The temptation to lower the tone of this announcement by invoking “Simple Simon says…” is compelling. Interesting that HMRC state the already obvious by turning it into a new idea:

Simple Assessment is a new way of collecting tax which will make life easier for millions of customers who have had to do Self-Assessment tax returns in the past.

It is not clear if HMRC’s ability to gather the required information for these groups is a new or existing facility, what we can reasonably speculate is that it will be far from simple.

Editor’s note:

This article was written by me for Informanagement as is reproduced with their permission.

Are you lending money to your company?

I added the following article to Landmark’s Online Copy service last week. I provide two articles a week that practices use to feed content into their blog’s and website copy.

There is a whole raft of legislation that seeks to penalise directors and shareholders if they borrow money from their company. These regulations include possible benefit in kind charges for the director/shareholder, and additional corporation tax payments of 32.5% for the company.

In effect, the tax system discourages directors from using their company as a private bank account.

But what happens if the reverse situation occurs and a director/shareholder lends money to their company?

If a company requires long-term funding, this “loan” may be secured by the issue of shares in which case the shareholder may be entitled to a dividend.
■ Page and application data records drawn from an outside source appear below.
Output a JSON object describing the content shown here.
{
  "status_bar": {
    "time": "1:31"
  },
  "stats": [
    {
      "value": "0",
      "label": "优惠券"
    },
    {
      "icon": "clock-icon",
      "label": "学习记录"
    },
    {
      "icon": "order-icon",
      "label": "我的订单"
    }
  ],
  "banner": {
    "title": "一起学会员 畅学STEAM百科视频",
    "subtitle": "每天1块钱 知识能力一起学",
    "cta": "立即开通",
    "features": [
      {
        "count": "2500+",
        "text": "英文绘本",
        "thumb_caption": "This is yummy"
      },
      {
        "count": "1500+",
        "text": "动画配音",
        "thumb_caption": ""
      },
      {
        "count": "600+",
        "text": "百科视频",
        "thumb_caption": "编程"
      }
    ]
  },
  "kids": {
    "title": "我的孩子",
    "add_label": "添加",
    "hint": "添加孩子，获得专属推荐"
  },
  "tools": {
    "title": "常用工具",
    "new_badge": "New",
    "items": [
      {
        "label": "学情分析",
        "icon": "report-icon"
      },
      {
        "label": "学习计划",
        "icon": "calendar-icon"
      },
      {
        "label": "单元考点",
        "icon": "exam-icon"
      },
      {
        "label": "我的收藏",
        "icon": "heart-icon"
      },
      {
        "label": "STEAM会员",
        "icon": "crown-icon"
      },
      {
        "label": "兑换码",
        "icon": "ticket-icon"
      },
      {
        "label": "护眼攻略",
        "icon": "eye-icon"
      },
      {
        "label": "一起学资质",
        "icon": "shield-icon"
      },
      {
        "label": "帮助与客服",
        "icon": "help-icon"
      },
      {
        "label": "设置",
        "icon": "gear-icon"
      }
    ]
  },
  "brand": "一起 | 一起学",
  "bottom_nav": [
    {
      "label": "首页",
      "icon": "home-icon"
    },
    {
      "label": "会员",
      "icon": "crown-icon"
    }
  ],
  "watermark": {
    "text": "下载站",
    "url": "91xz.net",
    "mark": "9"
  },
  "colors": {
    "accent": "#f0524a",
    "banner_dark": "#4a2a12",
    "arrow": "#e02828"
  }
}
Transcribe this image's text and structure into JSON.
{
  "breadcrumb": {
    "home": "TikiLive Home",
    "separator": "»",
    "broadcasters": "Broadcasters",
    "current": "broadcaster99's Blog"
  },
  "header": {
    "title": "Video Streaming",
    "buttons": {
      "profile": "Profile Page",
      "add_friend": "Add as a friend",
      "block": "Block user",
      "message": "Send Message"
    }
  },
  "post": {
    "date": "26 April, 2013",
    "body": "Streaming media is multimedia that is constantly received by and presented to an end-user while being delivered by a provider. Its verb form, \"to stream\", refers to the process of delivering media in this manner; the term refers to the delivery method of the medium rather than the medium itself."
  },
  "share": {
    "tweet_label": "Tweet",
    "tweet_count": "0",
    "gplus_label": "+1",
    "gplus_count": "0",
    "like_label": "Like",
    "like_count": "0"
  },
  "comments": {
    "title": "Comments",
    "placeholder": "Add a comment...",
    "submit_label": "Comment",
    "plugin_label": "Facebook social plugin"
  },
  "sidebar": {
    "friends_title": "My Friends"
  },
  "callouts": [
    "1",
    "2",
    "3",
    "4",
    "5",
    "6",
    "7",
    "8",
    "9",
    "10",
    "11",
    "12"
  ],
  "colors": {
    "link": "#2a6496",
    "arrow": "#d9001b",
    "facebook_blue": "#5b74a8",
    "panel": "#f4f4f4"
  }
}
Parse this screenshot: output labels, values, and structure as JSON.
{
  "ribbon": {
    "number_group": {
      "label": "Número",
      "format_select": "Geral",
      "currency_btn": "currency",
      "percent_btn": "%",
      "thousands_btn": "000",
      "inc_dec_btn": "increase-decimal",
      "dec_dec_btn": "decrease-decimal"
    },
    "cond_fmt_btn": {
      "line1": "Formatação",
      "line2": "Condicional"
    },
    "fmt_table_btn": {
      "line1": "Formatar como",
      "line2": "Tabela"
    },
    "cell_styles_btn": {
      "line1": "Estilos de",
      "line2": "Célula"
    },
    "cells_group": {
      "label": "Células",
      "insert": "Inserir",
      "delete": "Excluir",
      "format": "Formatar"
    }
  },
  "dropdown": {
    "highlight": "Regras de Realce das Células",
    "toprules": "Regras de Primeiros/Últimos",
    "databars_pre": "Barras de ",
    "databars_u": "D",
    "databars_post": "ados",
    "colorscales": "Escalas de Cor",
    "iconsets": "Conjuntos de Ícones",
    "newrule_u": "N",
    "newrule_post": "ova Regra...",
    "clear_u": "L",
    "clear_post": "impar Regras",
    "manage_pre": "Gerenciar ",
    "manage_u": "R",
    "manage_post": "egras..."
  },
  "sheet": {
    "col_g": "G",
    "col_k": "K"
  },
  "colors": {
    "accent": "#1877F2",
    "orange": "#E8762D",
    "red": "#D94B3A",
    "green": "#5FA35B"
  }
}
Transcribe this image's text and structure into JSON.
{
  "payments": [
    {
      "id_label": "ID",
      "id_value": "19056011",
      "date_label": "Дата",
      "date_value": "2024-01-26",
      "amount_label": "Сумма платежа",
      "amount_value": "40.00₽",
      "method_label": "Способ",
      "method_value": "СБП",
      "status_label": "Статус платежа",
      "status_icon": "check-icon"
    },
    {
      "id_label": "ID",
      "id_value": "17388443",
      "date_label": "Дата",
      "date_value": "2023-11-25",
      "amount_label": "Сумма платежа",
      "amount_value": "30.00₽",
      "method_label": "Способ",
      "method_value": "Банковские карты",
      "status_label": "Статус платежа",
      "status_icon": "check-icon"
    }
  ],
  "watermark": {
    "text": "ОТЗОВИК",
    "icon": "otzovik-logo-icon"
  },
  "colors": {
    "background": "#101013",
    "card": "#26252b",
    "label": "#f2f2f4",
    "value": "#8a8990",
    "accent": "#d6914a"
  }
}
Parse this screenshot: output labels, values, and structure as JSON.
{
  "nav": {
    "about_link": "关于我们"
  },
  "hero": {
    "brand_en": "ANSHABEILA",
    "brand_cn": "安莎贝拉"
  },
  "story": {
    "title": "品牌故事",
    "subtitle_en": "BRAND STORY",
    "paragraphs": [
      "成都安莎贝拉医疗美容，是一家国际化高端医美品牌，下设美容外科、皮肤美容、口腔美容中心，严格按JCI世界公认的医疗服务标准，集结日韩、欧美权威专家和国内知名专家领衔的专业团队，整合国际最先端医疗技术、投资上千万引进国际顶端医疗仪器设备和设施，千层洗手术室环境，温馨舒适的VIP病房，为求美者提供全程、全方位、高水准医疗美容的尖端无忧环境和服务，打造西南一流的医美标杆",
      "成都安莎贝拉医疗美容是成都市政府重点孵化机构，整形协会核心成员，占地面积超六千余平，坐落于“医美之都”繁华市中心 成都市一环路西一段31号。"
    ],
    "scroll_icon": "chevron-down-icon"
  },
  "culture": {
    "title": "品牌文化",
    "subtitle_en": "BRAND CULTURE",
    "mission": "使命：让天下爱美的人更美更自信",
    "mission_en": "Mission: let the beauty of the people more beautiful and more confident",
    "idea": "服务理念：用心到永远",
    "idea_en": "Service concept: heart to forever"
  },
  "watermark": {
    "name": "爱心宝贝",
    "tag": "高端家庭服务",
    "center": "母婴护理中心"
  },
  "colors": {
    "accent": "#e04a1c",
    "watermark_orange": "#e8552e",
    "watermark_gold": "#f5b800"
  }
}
They would also share in the spoils if the company was subsequently sold or wound-up. Essentially, once capital is locked in to a formal shareholding arrangement, it is difficult for the shareholder to recover their investment without undertaking a complicated, and expensive, legal process.

An alternative approach, is to simply lend money to the company. This is best done by agreeing terms and setting up a formal loan agreement between the company and the person lending the funds. It should set out any terms for repayment, security offered by the company, and most important, any interest that will be paid by the company for the use of the funds.

The last point is significant. Many directors of smaller companies simply deposit funds in their company and take it back when it is no longer required, but they may be missing out on a possible tax-free – albeit small – income stream.

For example, depending on other sources of income, the person lending the money could be entitled to the £1,000 or £500 personal savings allowance. A loan of just £16,000, with an agreed interest rate of say 6%, would generate an annual income for the lender of just under £1,000. If the lender was a basic rate tax payer they would be entitled to the £1,000 tax-free allowance, and the company could deduct the interest payment from their taxable profits.

As always, the devil is in the detail. Please contact us for advice if you are considering a loan to your company or formalising any past loans made.

Please use the copy with my compliments. If you would like to take out a monthly subscription follow this link.


GDPR video available

We are all going to suffer unless we deal with the basic demands of the GDPR, the extended data protection regulations, that are due to be activated 25 May 2018.

Not only will we risk breaching the new regs, we may also lose business as suppliers and customers up and down our supply chains are required to sever contacts with businesses who are not GDPR compliant.

I have added a new video to our video library that deals with this issue. Use it to start a dialogue with clients now. It has a professional voice over and graphics and can be branded for your practice.

Follow this link to our Video Library.